DESCRIPTION OF THE TASK: Scan the data below for lines holding the word "юноши", and copy each line found.

DATASET EXTRACT:
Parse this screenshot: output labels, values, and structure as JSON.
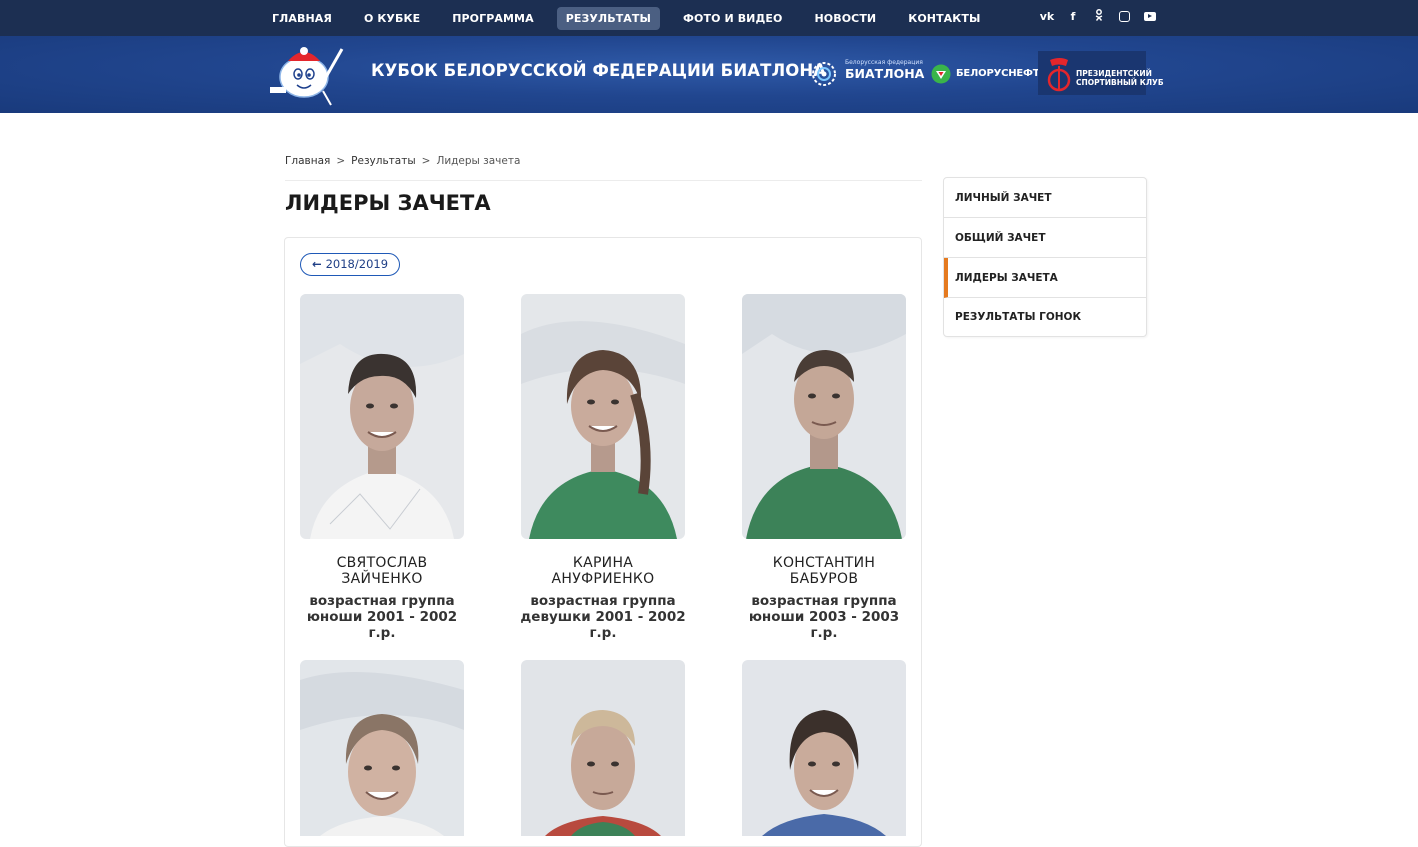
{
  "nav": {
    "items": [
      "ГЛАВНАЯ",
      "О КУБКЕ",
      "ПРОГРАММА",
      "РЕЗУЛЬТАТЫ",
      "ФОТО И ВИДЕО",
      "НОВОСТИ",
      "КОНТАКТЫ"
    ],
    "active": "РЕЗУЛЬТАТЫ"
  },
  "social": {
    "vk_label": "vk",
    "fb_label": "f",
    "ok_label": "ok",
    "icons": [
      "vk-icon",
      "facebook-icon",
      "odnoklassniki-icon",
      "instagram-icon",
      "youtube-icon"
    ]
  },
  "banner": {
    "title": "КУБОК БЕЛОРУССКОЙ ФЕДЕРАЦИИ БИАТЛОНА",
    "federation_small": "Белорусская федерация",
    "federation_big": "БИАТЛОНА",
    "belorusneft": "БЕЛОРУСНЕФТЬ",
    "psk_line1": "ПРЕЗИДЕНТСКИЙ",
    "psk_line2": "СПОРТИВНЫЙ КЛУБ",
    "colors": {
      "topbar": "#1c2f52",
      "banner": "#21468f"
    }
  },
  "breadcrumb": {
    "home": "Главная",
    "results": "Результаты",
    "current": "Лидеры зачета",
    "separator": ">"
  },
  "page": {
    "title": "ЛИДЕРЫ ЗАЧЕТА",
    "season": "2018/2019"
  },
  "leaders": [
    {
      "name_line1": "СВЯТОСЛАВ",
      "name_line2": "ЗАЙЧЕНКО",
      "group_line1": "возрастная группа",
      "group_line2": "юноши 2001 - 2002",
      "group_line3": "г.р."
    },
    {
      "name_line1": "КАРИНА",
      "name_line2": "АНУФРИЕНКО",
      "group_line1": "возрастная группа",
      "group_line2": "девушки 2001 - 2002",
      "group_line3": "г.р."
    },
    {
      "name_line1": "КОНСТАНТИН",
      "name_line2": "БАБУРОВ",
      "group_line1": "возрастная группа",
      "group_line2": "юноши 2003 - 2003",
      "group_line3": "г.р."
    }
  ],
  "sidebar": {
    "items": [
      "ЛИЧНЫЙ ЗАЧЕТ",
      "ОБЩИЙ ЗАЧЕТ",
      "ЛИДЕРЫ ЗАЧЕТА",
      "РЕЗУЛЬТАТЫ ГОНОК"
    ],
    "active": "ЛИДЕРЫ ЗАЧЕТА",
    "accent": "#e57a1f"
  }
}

RESULT OF THIS TASK:
      "group_line2": "юноши 2001 - 2002",
      "group_line2": "юноши 2003 - 2003",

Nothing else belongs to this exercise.